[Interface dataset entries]
-- Opening Marker --
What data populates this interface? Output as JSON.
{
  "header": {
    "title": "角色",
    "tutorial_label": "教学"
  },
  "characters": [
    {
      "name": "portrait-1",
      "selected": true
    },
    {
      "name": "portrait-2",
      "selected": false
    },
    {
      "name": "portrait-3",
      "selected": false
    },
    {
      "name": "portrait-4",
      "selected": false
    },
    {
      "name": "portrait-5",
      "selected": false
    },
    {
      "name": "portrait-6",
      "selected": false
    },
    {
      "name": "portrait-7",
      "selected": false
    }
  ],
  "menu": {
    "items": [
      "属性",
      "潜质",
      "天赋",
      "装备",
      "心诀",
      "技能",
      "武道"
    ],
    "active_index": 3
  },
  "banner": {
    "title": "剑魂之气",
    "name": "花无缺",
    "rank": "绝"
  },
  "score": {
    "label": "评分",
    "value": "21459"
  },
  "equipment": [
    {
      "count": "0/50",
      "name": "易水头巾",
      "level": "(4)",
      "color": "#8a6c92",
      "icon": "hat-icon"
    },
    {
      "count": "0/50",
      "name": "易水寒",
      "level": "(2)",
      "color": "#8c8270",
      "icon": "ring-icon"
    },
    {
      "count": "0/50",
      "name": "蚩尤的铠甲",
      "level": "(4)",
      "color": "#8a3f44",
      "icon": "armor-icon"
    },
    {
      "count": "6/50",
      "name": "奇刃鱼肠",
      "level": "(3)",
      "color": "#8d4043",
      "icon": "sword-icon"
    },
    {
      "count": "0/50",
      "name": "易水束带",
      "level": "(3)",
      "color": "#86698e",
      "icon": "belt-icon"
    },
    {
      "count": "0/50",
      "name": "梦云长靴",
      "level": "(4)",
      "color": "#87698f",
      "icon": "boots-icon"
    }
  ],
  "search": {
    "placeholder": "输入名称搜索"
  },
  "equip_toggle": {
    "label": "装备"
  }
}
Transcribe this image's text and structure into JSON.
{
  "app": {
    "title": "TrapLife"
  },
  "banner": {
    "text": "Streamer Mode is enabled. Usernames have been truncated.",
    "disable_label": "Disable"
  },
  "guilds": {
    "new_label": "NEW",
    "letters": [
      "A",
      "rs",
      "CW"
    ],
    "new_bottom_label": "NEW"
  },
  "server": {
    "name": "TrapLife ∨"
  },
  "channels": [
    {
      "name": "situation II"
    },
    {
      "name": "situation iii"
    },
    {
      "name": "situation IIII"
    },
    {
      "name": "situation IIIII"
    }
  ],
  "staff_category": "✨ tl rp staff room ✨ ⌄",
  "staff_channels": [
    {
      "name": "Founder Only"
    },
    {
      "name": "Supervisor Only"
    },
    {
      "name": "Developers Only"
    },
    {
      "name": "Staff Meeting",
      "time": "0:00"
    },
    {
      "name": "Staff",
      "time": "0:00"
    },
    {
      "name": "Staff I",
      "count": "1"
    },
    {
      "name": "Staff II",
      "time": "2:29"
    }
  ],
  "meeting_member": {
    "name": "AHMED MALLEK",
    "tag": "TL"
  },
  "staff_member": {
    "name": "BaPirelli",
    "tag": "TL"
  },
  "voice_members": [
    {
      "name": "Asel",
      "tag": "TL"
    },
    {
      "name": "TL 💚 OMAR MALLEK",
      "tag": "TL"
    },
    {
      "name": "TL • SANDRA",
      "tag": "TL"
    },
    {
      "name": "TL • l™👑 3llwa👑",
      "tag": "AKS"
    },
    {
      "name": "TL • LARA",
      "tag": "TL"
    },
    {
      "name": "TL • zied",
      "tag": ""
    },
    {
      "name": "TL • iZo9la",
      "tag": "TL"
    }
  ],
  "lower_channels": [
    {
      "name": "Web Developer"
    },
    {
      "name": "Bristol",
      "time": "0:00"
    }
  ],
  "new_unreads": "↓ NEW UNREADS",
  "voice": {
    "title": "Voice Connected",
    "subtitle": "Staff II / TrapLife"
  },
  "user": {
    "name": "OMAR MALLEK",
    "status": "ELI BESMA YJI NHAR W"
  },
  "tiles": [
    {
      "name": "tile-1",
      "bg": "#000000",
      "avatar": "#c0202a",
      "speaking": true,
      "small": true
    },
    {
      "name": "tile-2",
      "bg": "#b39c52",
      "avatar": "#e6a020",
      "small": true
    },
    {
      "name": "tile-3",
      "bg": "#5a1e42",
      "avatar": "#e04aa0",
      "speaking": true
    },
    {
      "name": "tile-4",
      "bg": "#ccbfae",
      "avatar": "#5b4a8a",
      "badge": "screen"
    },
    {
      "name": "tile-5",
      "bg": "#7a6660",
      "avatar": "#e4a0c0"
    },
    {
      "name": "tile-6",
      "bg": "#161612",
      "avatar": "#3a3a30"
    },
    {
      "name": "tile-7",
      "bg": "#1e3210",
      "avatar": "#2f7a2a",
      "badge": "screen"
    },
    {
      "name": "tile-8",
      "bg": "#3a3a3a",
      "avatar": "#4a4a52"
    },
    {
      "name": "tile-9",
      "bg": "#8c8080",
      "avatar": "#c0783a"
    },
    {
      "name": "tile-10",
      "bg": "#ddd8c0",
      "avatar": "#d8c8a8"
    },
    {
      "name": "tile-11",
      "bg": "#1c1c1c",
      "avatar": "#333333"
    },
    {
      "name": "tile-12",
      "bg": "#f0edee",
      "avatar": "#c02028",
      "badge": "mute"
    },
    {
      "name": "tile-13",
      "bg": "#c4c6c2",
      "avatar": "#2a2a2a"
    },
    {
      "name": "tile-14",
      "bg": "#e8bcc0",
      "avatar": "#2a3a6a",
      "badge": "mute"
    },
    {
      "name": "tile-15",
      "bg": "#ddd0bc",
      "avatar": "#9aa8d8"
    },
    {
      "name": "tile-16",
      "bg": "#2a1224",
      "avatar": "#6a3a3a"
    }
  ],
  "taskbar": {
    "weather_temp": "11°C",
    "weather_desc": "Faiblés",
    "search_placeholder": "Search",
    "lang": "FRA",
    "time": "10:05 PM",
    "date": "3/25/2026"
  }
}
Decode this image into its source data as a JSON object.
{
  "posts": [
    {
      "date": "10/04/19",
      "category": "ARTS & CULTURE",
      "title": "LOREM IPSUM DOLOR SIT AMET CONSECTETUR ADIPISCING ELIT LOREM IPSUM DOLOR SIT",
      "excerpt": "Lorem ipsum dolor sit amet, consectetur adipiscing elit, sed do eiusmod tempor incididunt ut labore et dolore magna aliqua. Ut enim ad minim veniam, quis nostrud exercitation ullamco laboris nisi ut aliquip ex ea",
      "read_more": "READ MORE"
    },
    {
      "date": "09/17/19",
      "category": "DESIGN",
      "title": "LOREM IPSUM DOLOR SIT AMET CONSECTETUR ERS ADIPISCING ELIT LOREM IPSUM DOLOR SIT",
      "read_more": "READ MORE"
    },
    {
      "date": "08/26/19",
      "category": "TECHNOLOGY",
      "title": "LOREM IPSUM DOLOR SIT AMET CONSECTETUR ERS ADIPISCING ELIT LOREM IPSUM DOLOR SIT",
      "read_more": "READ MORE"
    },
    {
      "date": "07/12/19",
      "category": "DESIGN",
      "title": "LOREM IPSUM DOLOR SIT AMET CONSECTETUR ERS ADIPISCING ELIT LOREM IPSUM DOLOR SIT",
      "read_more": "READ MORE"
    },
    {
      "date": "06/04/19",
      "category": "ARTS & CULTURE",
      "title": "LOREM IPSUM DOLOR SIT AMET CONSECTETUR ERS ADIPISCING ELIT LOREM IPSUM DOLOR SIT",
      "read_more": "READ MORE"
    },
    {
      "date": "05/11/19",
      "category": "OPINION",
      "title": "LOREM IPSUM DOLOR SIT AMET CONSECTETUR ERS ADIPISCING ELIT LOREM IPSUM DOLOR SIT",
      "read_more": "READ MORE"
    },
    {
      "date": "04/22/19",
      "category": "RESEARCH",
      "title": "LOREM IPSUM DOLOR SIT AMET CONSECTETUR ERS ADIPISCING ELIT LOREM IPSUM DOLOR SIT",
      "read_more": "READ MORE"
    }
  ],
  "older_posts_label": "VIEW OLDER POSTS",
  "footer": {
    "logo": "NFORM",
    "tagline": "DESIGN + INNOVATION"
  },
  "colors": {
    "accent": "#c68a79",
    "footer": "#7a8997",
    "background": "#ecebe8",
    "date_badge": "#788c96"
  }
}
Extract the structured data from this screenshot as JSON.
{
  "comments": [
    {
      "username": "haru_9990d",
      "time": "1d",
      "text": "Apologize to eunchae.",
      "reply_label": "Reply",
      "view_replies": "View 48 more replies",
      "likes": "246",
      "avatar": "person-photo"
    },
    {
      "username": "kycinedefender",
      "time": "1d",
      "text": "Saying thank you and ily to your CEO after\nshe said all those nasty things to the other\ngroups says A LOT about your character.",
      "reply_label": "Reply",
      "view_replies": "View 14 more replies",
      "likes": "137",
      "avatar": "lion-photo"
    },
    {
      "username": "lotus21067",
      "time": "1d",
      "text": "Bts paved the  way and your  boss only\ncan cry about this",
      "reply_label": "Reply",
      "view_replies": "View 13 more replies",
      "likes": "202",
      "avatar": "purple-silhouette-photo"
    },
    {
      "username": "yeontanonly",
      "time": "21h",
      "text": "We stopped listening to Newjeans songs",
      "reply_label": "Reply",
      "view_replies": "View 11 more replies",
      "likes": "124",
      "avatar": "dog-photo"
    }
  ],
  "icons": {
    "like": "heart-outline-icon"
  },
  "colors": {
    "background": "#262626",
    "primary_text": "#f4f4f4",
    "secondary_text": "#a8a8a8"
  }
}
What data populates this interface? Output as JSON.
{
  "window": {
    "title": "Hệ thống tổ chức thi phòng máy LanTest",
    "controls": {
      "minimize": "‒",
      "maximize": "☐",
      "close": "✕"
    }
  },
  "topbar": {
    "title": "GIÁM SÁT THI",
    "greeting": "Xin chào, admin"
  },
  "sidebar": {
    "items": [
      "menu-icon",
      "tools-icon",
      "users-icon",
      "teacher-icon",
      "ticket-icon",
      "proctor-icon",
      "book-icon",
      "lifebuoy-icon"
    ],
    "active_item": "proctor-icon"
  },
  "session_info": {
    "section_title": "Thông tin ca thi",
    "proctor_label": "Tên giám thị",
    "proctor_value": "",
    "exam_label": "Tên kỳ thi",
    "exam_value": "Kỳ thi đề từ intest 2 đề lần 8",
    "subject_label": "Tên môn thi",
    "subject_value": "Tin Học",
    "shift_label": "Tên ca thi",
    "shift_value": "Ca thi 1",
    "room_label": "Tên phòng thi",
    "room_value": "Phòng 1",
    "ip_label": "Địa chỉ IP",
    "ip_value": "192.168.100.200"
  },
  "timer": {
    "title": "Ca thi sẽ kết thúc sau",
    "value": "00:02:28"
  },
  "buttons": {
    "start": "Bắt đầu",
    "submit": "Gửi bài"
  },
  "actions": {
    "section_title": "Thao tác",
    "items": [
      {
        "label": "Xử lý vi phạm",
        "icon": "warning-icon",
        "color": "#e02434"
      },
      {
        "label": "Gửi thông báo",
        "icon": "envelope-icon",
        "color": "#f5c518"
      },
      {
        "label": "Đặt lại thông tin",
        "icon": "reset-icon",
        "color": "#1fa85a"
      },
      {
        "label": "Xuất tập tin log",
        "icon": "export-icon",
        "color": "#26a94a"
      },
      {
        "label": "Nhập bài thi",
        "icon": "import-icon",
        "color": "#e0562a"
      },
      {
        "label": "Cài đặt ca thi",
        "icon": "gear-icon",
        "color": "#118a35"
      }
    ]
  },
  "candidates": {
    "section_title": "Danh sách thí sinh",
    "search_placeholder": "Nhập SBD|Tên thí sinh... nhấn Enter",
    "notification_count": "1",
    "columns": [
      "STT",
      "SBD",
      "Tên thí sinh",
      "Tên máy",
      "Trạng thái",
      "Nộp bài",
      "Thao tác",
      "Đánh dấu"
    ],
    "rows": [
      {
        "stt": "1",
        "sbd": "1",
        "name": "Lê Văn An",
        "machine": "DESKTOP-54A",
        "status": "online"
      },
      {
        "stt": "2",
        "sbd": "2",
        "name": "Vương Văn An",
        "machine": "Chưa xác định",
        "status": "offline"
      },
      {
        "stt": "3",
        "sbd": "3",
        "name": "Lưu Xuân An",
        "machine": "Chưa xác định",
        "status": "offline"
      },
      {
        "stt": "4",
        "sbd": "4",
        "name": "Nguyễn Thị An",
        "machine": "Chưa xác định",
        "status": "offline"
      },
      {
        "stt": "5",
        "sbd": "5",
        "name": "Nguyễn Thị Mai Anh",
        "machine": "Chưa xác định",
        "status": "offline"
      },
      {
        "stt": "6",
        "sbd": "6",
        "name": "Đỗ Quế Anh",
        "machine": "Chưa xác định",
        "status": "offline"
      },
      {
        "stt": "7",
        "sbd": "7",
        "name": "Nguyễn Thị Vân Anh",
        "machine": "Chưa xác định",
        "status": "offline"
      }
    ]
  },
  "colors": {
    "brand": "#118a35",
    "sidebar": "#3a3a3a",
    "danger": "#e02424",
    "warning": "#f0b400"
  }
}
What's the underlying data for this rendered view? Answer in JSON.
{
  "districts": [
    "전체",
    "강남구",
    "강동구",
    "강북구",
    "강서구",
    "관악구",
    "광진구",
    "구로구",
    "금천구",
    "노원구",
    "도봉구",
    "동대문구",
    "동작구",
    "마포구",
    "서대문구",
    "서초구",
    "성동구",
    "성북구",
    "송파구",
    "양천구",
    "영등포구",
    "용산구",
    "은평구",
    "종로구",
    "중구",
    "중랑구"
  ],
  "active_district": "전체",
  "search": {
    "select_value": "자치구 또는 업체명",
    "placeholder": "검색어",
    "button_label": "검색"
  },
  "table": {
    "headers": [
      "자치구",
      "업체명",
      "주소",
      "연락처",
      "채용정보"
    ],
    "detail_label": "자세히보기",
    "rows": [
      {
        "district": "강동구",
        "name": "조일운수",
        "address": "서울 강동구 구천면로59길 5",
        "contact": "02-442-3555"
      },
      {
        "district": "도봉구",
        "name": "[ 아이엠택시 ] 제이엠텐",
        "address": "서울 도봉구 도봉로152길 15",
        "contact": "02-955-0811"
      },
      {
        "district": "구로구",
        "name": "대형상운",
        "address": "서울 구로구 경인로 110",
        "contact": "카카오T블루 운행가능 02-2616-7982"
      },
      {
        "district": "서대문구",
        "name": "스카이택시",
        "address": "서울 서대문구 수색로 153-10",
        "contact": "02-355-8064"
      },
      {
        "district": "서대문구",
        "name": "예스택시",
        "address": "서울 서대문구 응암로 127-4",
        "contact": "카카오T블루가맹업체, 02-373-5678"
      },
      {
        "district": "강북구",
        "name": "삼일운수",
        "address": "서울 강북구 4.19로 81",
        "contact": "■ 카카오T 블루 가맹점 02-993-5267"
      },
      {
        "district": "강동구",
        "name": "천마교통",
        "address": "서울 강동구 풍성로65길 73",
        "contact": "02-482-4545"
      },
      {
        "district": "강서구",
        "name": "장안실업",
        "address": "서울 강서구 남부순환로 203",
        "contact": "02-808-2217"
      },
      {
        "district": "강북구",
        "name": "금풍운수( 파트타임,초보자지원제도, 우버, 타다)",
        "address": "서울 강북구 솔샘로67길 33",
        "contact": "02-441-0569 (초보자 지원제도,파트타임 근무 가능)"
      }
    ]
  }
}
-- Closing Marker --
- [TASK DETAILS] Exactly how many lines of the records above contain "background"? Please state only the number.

- [RESPONSE TO THE EXERCISE] 2